Joe Sharkey channels 2005: This travel column in the New York Times reads a bit odd. Nearly everything in the article, exception the proliferation of mobile devices with Wi-Fi built in, could have been written in 2005, or even earlier.
"The days when business travelers routinely fretted about the availability of Internet connections in hotels are gone, or rapidly fading." That started fading long ago, when most hotels had put in Internet service. Five years ago, the majority of hotels had some form of access, with most of that service in rooms. In the last five years, it's been backfill for the few remaining properties and rooms, with more Wi-Fi than Ethernet in the mix.
Sharkey even uses a term I haven't heard broadly used in years: "Others carry an AirCard, a small modem that can link laptops to the Internet using cellular networks." First, it's a generic, so it shouldn't be capitalized; second, it's a mobile broadband modem, a 3G modem, a USB cell modem, or whatever. Aircard was a mainstream media invented term for something that already had a name.
With more people traveling with 3G modems and devices with 3G access, the odds of needing hotel Wi-Fi is likely declining daily. Hotels have to cope with that loss of revenue, just like they lost long-distance calling and fax revenue over the last 15 years.

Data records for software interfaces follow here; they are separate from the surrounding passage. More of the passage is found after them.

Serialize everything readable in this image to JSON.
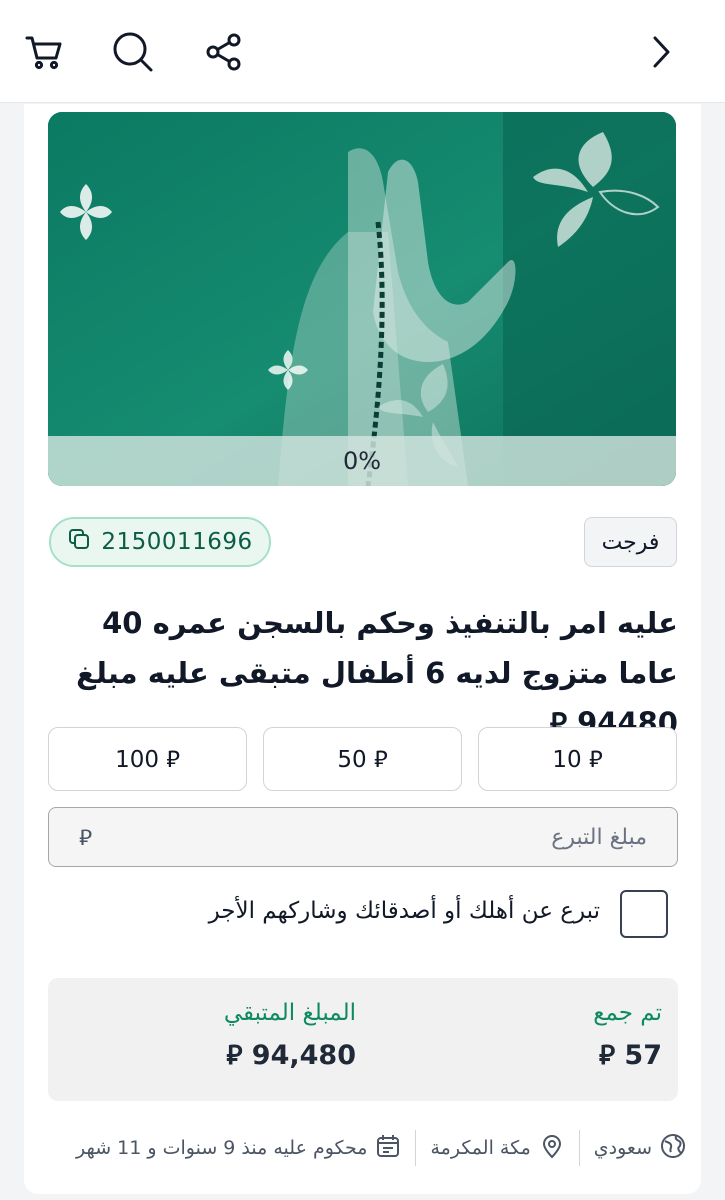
{
  "header": {
    "back_icon": "chevron-right-icon",
    "share_icon": "share-icon",
    "search_icon": "search-icon",
    "cart_icon": "cart-icon"
  },
  "campaign": {
    "progress_percent_label": "0%",
    "progress_fraction": 0,
    "code": "2150011696",
    "category": "فرجت",
    "title": "عليه امر بالتنفيذ وحكم بالسجن عمره 40 عاما متزوج لديه 6 أطفال متبقى عليه مبلغ 94480 ⃁"
  },
  "donate": {
    "amounts": [
      {
        "label": "10 ⃁"
      },
      {
        "label": "50 ⃁"
      },
      {
        "label": "100 ⃁"
      }
    ],
    "input_placeholder": "مبلغ التبرع",
    "currency_symbol": "⃁",
    "gift_label": "تبرع عن أهلك أو أصدقائك وشاركهم الأجر"
  },
  "stats": {
    "collected_label": "تم جمع",
    "collected_value": "57 ⃁",
    "remaining_label": "المبلغ المتبقي",
    "remaining_value": "94,480 ⃁"
  },
  "meta": {
    "nationality": "سعودي",
    "city": "مكة المكرمة",
    "sentence": "محكوم عليه منذ 9 سنوات و 11 شهر"
  },
  "colors": {
    "brand_green": "#0f7a63",
    "accent_green": "#0f8a5f",
    "badge_bg": "#eaf7f1"
  }
}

The only real news in the column is the increasing shift to free service, driven by a move in the United States (but not internationally) to more no-cost Wi-Fi. Most Wi-Fi hotspots in the US are now free or free-with-purchase (or Starbucks's deal: two hours free with a single purchase on a registered card).